Dr. Turegano: I see patients of all age ranges, but a huge group is over the age of 60. I’ve learned that aging is inevitable and is something we should embrace. Aging is truly a privilege, and I learn so much from those who have experienced things that I never have and respect the journeys that they—and their skin—have gone through.
Walk us through your routine these days—how has it changed compared to your 20s?
Dr. Turegano: Given that I know a lot more about skincare and have access to more skincare goods, my routine is more involved now than my 20s. Before my dermatology residency, all I did was wash my face with a salicylic acid cleanser and use petroleum jelly on my face at night. I don’t even think I did anything in the morning besides wash my face with water. Once I got in my late 20s, I started using sunscreen in the morning and added an adapalene prescription cream at night along with a moisturizer. My current routine may seem like overkill to some, but as a derm, I enjoy using skincare and pairing ingredients that work well together.
What are the best parts of being in your 30s and what are some of the learning curves you’ve experienced?
Dr. Turegano: In my 30s, I’ve learned to be comfortable in who I am as a person. I’ve learned to find my voice and stance and focus less on what other people think. I also feel more confident in how I practice medicine, and gain great satisfaction from relationships with my patients.

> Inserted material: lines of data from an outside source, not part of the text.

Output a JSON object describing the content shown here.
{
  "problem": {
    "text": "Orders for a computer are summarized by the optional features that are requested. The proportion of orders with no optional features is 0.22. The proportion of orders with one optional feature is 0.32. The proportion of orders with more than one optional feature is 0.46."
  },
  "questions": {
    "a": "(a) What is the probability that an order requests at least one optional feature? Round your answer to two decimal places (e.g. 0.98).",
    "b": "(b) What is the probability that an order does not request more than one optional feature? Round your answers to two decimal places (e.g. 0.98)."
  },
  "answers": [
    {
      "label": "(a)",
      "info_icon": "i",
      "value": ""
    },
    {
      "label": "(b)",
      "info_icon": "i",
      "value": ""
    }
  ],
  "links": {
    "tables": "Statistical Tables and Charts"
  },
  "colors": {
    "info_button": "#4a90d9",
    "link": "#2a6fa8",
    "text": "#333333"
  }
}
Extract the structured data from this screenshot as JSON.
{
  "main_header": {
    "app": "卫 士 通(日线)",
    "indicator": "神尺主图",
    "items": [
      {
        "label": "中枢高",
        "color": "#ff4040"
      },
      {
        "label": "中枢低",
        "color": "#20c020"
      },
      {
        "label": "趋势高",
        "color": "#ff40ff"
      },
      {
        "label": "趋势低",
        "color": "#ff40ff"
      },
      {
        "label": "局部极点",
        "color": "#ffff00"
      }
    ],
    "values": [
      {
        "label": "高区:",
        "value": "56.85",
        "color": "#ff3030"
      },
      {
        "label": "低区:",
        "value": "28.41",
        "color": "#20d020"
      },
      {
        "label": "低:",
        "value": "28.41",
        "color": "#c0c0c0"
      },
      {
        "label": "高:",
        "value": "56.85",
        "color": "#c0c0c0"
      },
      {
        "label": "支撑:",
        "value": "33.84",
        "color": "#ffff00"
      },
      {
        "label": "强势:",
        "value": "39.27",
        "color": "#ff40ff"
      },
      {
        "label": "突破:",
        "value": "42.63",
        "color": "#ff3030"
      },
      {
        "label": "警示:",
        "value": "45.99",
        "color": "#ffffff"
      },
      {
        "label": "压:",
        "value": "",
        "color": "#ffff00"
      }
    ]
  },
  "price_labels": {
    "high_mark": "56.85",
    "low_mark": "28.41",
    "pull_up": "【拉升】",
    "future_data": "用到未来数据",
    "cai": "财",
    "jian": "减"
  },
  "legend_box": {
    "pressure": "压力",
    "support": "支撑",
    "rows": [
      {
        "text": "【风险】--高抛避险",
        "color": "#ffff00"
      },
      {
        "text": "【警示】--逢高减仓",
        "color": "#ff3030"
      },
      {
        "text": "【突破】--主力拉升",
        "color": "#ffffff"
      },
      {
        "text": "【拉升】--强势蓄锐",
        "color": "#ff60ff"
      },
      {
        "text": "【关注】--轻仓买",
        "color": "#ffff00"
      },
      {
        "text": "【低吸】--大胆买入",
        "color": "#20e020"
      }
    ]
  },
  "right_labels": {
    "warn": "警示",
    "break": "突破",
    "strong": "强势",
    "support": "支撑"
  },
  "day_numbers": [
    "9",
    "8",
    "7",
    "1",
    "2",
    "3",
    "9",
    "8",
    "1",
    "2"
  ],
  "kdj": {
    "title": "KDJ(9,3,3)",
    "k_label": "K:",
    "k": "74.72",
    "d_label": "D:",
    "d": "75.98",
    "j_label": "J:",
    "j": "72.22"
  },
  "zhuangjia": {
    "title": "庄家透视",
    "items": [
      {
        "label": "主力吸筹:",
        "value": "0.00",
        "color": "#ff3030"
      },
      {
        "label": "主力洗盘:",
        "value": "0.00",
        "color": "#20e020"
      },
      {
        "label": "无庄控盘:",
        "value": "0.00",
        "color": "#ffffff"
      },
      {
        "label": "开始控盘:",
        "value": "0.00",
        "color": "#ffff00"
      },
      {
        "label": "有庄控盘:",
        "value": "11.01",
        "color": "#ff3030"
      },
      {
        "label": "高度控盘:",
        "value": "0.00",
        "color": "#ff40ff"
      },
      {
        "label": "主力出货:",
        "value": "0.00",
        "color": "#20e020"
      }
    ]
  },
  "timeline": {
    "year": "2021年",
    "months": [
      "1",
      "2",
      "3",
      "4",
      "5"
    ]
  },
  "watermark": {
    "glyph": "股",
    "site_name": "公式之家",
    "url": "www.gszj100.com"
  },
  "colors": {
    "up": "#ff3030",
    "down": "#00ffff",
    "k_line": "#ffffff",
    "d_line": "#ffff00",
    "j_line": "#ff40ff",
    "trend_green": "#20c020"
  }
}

I can’t fix everything, but giving a patient the comfort of knowing that they have someone who supports them is the most fulfilling aspect. Additionally, as I’ve treated more and more patients, I’ve learned how sometimes the smallest changes you make in your everyday life now can make such great impacts later on in life.
Your mother, Michiko, is a recurring figure in your content, are there any skincare tips you’ve learned from her along the way?
Dr. Turegano: I think her biggest tip actually isn’t product-related—it’s focusing on your mental state and outlook on life. She has the humor of a teenager and is always making my sisters and I laugh. Even though she is 74, she also feels like she can accomplish anything she puts her mind to. When it comes to actual skincare, I learned the importance of sunscreen at a young age. She has encouraged sunscreen since I was little. I didn’t actually follow this advice initially, but have of course come to appreciate it more as an adult.
We’re dying to know—what are the top 5 most important things in your vanity right now and why?
Dr. Turegano: A few musts that come to mind are a serum that encourages cell renewal and supports collagen and elastin levels; a vitamin C formula that combines other antioxidants; and a cleansing oil that can help remove makeup. I also love Skintap tretinoin—it’s a compounded tretinoin cream that also contains an antioxidant called resveratrol, as well as hyaluronic acid. Two of my friends from residency and I started Skintap as a way to make prescription meds more accessible to people, so I’m also proud to be part of this venture. Then the last one is a secret, but I’ve been testing out a really cool facial device that includes microcurrent and LED technology, as well as some novel features. Stay tuned to my social to hear more about this soon!
Finally, what’s your most essential advice for the next generation? For skincare, life, anything!
Dr. Turegano: For skincare, removing makeup at night and wearing sunscreen in the morning will have major downstream impact, kind of forever—trust me on this! For life, try not to worry so much, believe that everything will work out. Don’t spend too much energy caring about the small stuff or what others think about you. Focus on your growth and peace.
More in the generational skincare series here:
Establishing good routines in your 20s—a TikTok-famous skinfluencer on skipping cleansing and avoiding ‘aggressive products’
Juggling impossible schedules in your 40s—a model/creator/mom explains why you need to be unapologetic about skincare
Truly living your best life in your 50s—a fitness creator on tanning with baby oil (gasp!), skipping eye cream and her holy grail product